We are so dusty. Our fingers are ingrained with it, our hair is dry and matted, our clothes leave small clouds in our wake as we walk. We are Pig Pen in “Peanuts”. Everything in the back of the truck is coated in white, red and grey dust, including our holdalls which thankfully do a pretty good job of keeping the dust out. We are not sure whether the water at the Puros community campsite is drinkable so we are using the ten gallon barrel we filled at Kunene. Everything takes thought. We have a limited supply of firewood and it takes at least half an hour for the fire to be ready to cook on.The sun goes down and it gets dark around 6.15. which then makes cooking more complicated. The fridge (yes, the fridge!) runs off a battery which needs about fifteen minutes of driving time to charge. There aren’t necessarily food shops… Its interesting to have your life governed in this way when we are so used to everything available all the time. Its strangely liberating too because you are forced to only think about the essentials and can ignore all the other clutter of a western life.

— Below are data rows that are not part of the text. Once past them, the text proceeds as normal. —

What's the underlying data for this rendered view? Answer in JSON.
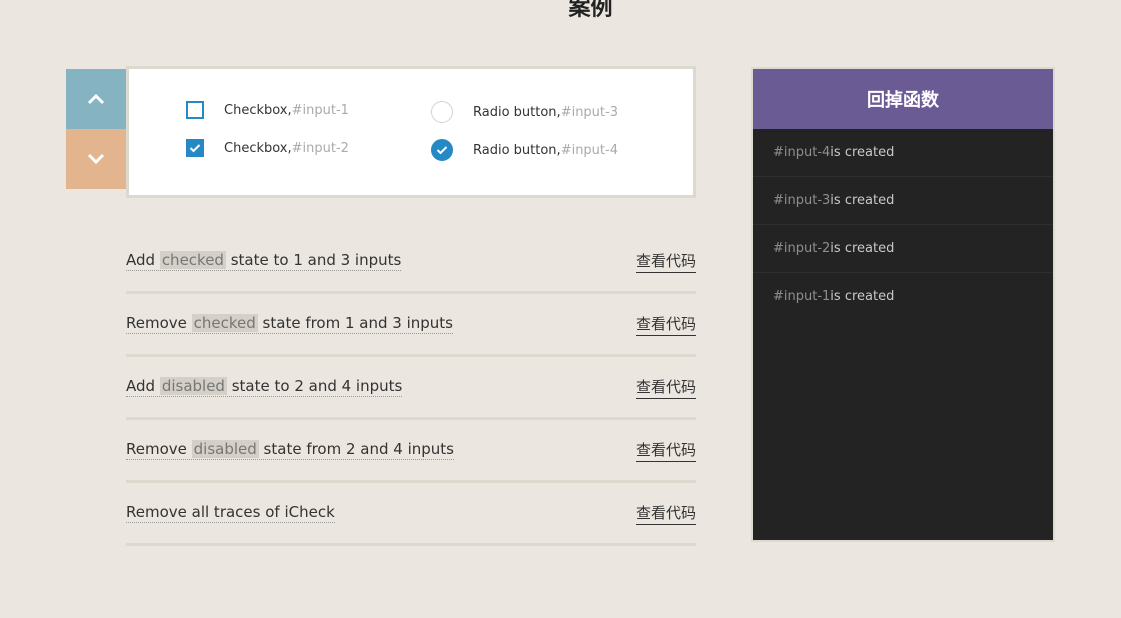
{
  "heading": "案例",
  "arrows": {
    "up_icon": "chevron-up-icon",
    "down_icon": "chevron-down-icon",
    "up_color": "#86b3c1",
    "down_color": "#e3b58f"
  },
  "demo": {
    "checkbox1": {
      "label": "Checkbox, ",
      "id": "#input-1",
      "checked": false
    },
    "checkbox2": {
      "label": "Checkbox, ",
      "id": "#input-2",
      "checked": true
    },
    "radio3": {
      "label": "Radio button, ",
      "id": "#input-3",
      "checked": false
    },
    "radio4": {
      "label": "Radio button, ",
      "id": "#input-4",
      "checked": true
    },
    "accent_color": "#2489c5"
  },
  "actions": [
    {
      "pre": "Add ",
      "hl": "checked",
      "post": " state to 1 and 3 inputs",
      "code": "查看代码"
    },
    {
      "pre": "Remove ",
      "hl": "checked",
      "post": " state from 1 and 3 inputs",
      "code": "查看代码"
    },
    {
      "pre": "Add ",
      "hl": "disabled",
      "post": " state to 2 and 4 inputs",
      "code": "查看代码"
    },
    {
      "pre": "Remove ",
      "hl": "disabled",
      "post": " state from 2 and 4 inputs",
      "code": "查看代码"
    },
    {
      "pre": "Remove all traces of iCheck",
      "hl": "",
      "post": "",
      "code": "查看代码"
    }
  ],
  "callbacks": {
    "title": "回掉函数",
    "header_color": "#6b5b95",
    "log": [
      {
        "id": "#input-4",
        "text": " is created"
      },
      {
        "id": "#input-3",
        "text": " is created"
      },
      {
        "id": "#input-2",
        "text": " is created"
      },
      {
        "id": "#input-1",
        "text": " is created"
      }
    ]
  }
}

It took several hours for the low cloud to burn off but by late morning with the sun warming us, we had itchy feet again and set off for Puros Canyon a few K down the river. We drove through the sand back to the village, passing a grazing giraffe. Puros looks rather like a set for a spaghetti western; scattered mud huts with stockades spread across a very broad sandy plain and rocky mountains all around it. We turned off the “road” and back to the riverbed track. Just outside the village is what they call the “fountain”; a spring which feeds the river. All of a sudden out of the dryness there were clumps of plants and then a trickle of water and cattle grazing on actual green grass. The pink-rocked gorge was fairly wide and the stream slowly built into a shallow but respectable river. The track crossed it several times, the truck wheels throwing up great showers of glistening water.